Which can make me kind of an Eeyore in my daily life, to be honest. One time, I’d like to start a project assuming – no, knowing – that it will be successful. I’d like to start a class, or a guest lecture, and think that the students will appreciate the hard work and preparation I put in, and that they’ll enjoy the discussion and content. 

Yet I’m not sure how, exactly, one goes about changing one’s mindset on these things. I can read all the Brene Brown I want, but if I don’t internalize it, then it’s not super-helpful. Is it a matter of persistence and perseverance? Reframing? 

I wish I knew, but I am hoping to figure it out. Soon. It’s frustrating enough when others question us… It’s next level annoying when we do it to ourselves. I don’t want to look for external validation – I’d like to be confident enough, sure enough in myself and my contributions to work, society, life, that I don’t need that external validation to support my own recognition of my value. 

Lots to think about. And probably some more reading. (Any recommendations?) Some more reflection. I’ve lived with this long enough. I don’t want to live like this for the rest of my life. 

The space between

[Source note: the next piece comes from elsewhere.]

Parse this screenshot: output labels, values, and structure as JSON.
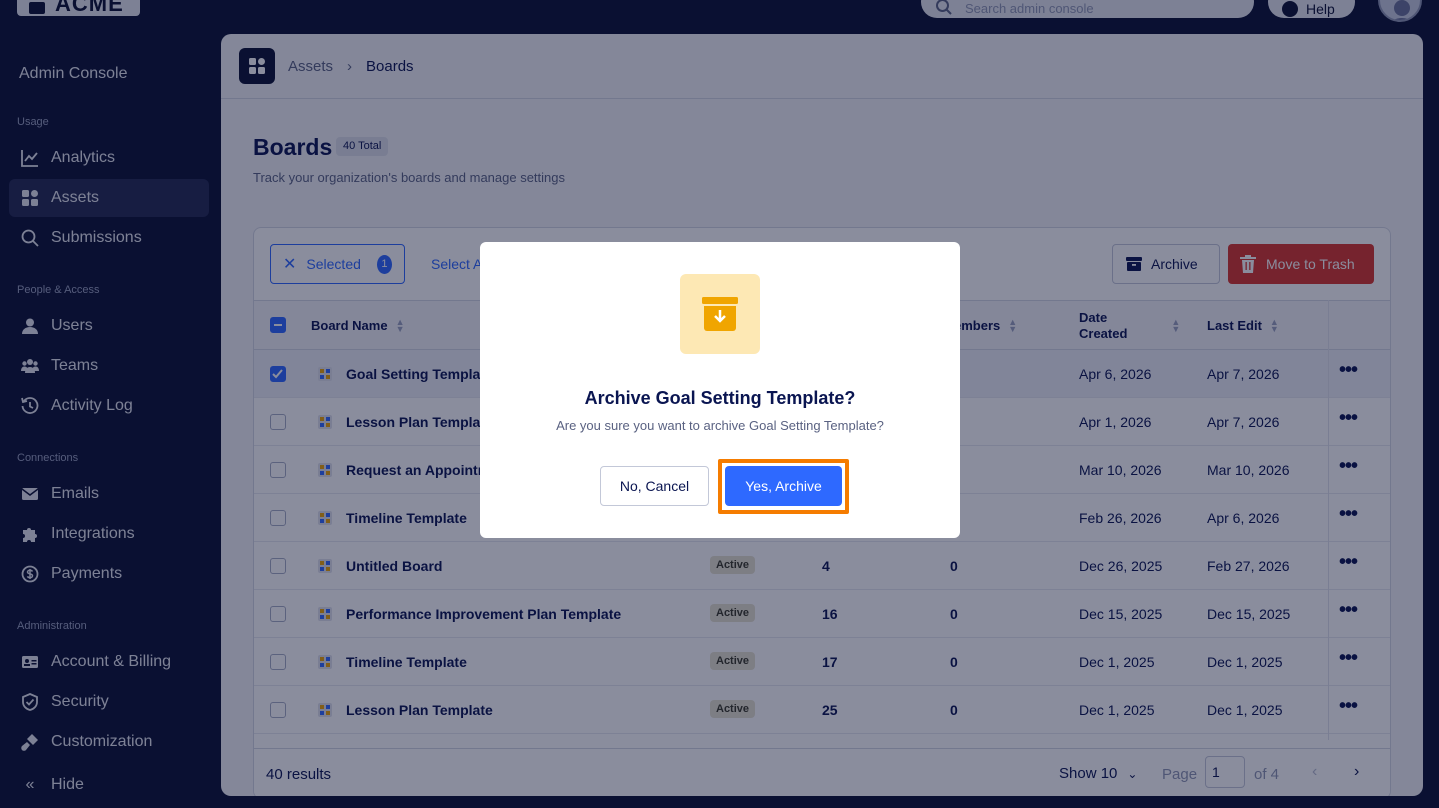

I’m not even sure what to write today. Living in a swing state in a nation on the precipice of the most consequential election of my lifetime, I feel as though I’m madly bouncing between hope and despair. 

I’m trying to hold on to the hope, but then think that I can’t be too hopeful, because 2016…

Then I get sucked into the downward spiral of panic and worry and frustration and anger… and I know that isn’t good, either. 

So I’m trying – not succeeding, mind you – but trying to find that space in between. The space where I think I need to TRY to be for the next several days – striving for calm, trying not to panic, trying not to get my hopes up. In the middle of it all, as it were. 

And yet – 

I’m so tired of being filled with rage every time I look at the headlines. 

I’m tired of the shattering of norms. 

I’m tired of the lies, the wholesale repudiation of science, knowledge, and truth. 

I’m tired of feeling like I’m fighting against a rising tide with every one of my actions. 

Even though I’m tired now, I know those who have had to deal with so much more are even more exhausted. I know the fight will not be over, whatever the outcome. 

So I seek the calm in between in order to gain strength for the ongoing fight. 

If you live in the US, I hope that you are taking care of yourself in whatever way you need to. I’ll be doing the same over here. Holding hope in one hand and worry in the other.